Yet that may be because outrages didn't stop there.

The professional scum also attacked the statue of U.S. Grant, victorious union general who defeated the Confederacy, at a cost of more than 600,000 lives, 350,000 on the Union side, based on his brutal sacrifices of his own men, earning him the angry monicker 'the butcher.'

<blockquote class="twitter-tweet"><p lang="en" dir="ltr">Rioters In California Tear Down Statue Of Ulysses S. Grant. He Defeated The Confederacy, Devastated KKK.<a href="https://t.co/2zH7znCRYQ">https://t.co/2zH7znCRYQ</a><a href="https://twitter.com/hashtag/CancelCulture?src=hash&amp;ref_src=twsrc%5Etfw">#CancelCulture</a> <a href="https://twitter.com/hashtag/RevengeCulture?src=hash&amp;ref_src=twsrc%5Etfw">#RevengeCulture</a></p>&mdash; Larry Elder (@larryelder) <a href="https://twitter.com/larryelder/status/1274507765290012673?ref_src=twsrc%5Etfw">June 21, 2020</a></blockquote> <script async src="https://platform.twitter.com/widgets.js" charset="utf-8"></script>

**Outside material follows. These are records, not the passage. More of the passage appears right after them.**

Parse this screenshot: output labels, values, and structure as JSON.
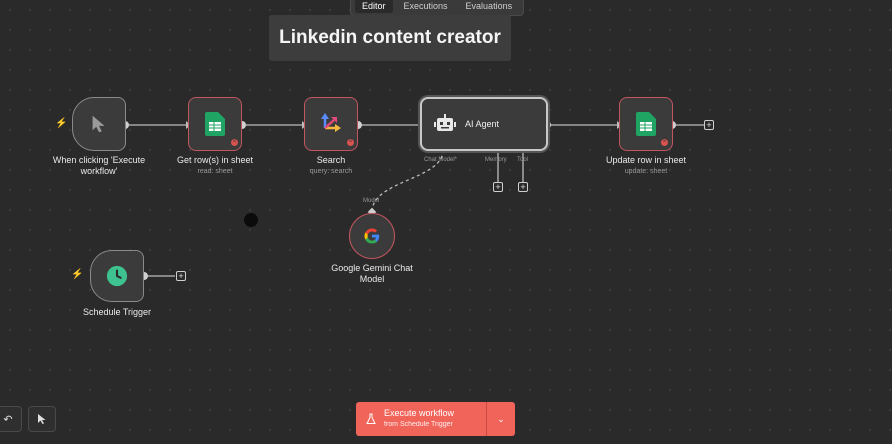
{
  "tabs": {
    "editor": "Editor",
    "executions": "Executions",
    "evaluations": "Evaluations"
  },
  "sticky": {
    "title": "Linkedin content creator"
  },
  "nodes": {
    "manual": {
      "label_line1": "When clicking 'Execute",
      "label_line2": "workflow'"
    },
    "get_rows": {
      "label": "Get row(s) in sheet",
      "sub": "read: sheet"
    },
    "search": {
      "label": "Search",
      "sub": "query: search"
    },
    "agent": {
      "title": "AI Agent",
      "port_chat": "Chat Model*",
      "port_memory": "Memory",
      "port_tool": "Tool"
    },
    "update": {
      "label": "Update row in sheet",
      "sub": "update: sheet"
    },
    "gemini": {
      "port": "Model",
      "label_line1": "Google Gemini Chat",
      "label_line2": "Model"
    },
    "schedule": {
      "label": "Schedule Trigger"
    }
  },
  "run_button": {
    "label": "Execute workflow",
    "sublabel": "from Schedule Trigger"
  },
  "colors": {
    "accent": "#f0645a",
    "sheets_green": "#1fa463",
    "error": "#d9534f",
    "schedule_green": "#3ec28f"
  },
  "icons": [
    "cursor-icon",
    "sheets-icon",
    "search-arrows-icon",
    "robot-icon",
    "google-g-icon",
    "clock-icon",
    "flask-icon",
    "undo-icon",
    "pointer-icon"
  ]
}
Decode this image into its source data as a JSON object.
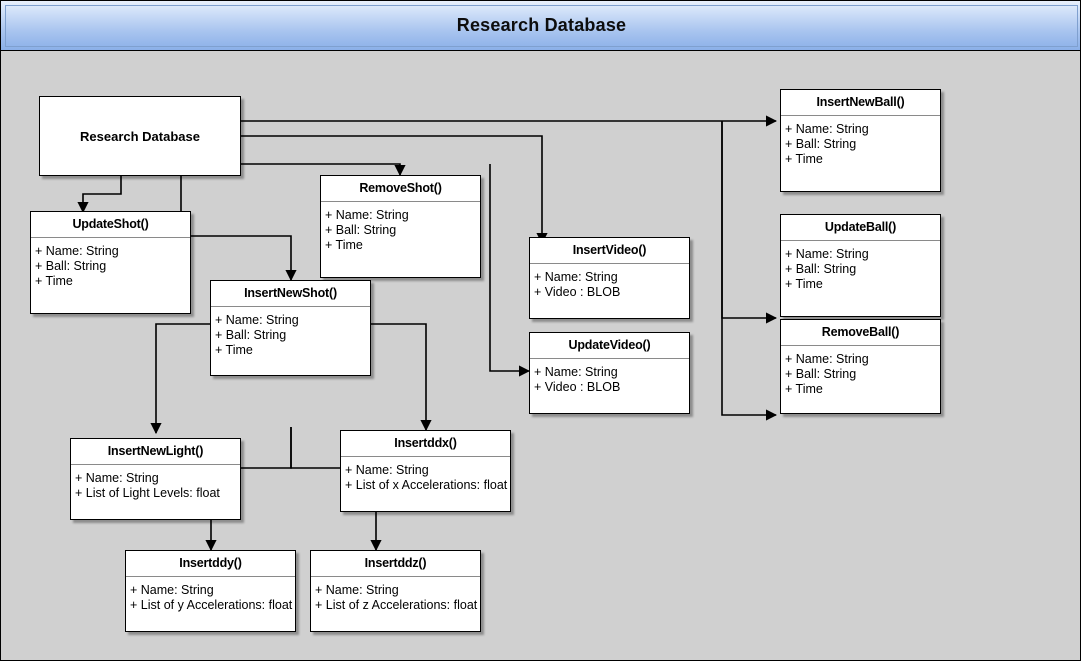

The Confederacy, remember, was determined, and its early victories and military talent suggested it might just win. President Lincoln went through general after general before he stopped with the unprepossessing Grant, arguing that he was a fighter. When Grant's deriders argued he was a drunk, Lincoln replied that he needed to know the name of Grant's whiskey so he could send a bottle to all of his generals. He defeated and destroyed the Confederacy -- and then showed mercy and respect to his defeated enemy at the surrender to open the door to national healing. The rabid left argued that he was a slaveholder - which is nonsense - he hated slavery and only ended up with one as a gift from his southern father in law. He was out of money and could have sold the slave to get some - but refused - he freed the man within a year. Grant became a Republican president after Lincoln's successor, Andrew Johnson finished the assassinated Lincoln's second term and enforced equality and inclusion to the newly freed black slaves through the Reconstruction, and many black notable figures emerged - think Booker T. Washington and George Washington Carver among innovators and many important black businessmen. And while he was president, he sent the military after the Klan, crushing them with military force. The reforms Grant instituted in fact were only negated by Democrat Woodrow Wilson, who reinstituted segregation. Nobody's toppling Wilson's statues despite this record.

To attack Grant is to attack one of the real liberators of slaves and defenders of black Americans. Grant by the way, was also a literary man, his memoirs, co-authored with Mark Twain, are considered a literary masterpiece. The Indian press notes approvingly that Grant loved to see places that weren't like him, and paid a visit to India after his presidency.

These attacks are showing no signs of abating. Nobody's in the dock, nobody's paying, the press is giving the terrorists the gleeful coverage they crave and America is becoming a more barren, weaker society, with fewer ties to the past. That past includes not just the people whose images were attacked and vandalized by these leftists, but also the people who erected these statues. In that regard, they amount to attacks on civil society, something every tyranny has none of, but as Alexis deTocqueville noted, America was exceptional because of. 

Not since the Red Guards, Lenin's Bolshevik commissars, Marat's sans-culottes, or the Taliban have we seen such wholesale destruction of the civic face of America in the centers of its living spaces. Along with the leftist move toward ending the civic practice of voting in person, where a society gathers together it amounts to a terrifying atomization of society. At some point, it's got to stop. But when it stops, will it be too late to recover? Yes, it was easy to attack the hated Confederates. But what that opened the gate to is strikingly ugly.

Image credit: Twitter screen shot